**Exercise input:**
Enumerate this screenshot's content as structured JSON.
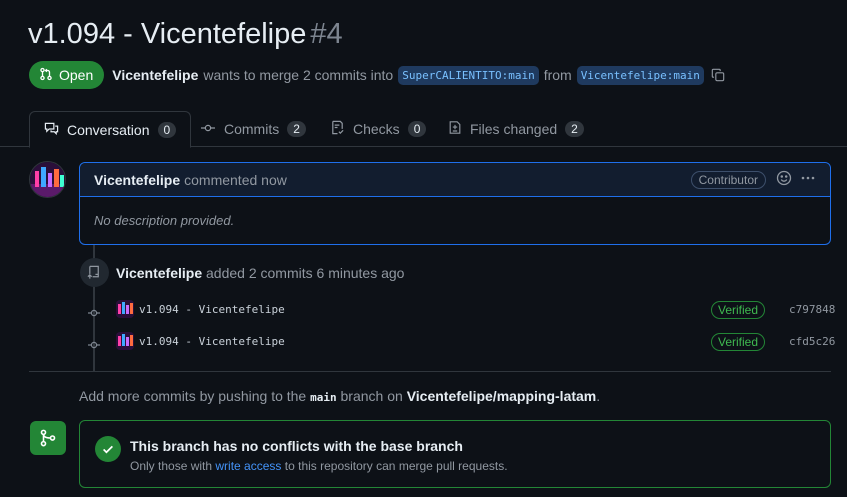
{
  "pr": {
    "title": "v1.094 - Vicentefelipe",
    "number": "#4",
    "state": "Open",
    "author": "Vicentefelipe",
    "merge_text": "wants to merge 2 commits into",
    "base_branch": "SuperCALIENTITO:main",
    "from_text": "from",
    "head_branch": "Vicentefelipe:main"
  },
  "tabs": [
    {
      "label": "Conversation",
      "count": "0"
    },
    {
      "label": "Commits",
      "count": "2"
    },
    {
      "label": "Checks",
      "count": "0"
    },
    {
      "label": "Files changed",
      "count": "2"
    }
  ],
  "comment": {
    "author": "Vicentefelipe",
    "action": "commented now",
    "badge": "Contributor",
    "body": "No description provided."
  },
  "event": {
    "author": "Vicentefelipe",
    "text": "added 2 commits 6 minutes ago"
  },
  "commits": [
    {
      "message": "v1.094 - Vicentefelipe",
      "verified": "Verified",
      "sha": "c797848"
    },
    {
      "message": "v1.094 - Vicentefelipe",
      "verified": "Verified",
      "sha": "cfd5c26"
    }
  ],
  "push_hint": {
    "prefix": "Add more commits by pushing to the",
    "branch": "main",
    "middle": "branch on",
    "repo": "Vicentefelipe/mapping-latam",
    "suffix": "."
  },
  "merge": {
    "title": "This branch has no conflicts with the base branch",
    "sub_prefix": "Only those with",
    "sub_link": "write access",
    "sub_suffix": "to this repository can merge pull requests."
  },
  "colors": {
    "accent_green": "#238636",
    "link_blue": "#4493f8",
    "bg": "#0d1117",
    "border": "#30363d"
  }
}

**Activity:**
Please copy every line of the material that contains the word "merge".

**Answer section:**
    "merge_text": "wants to merge 2 commits into",
  "merge": {
    "sub_suffix": "to this repository can merge pull requests."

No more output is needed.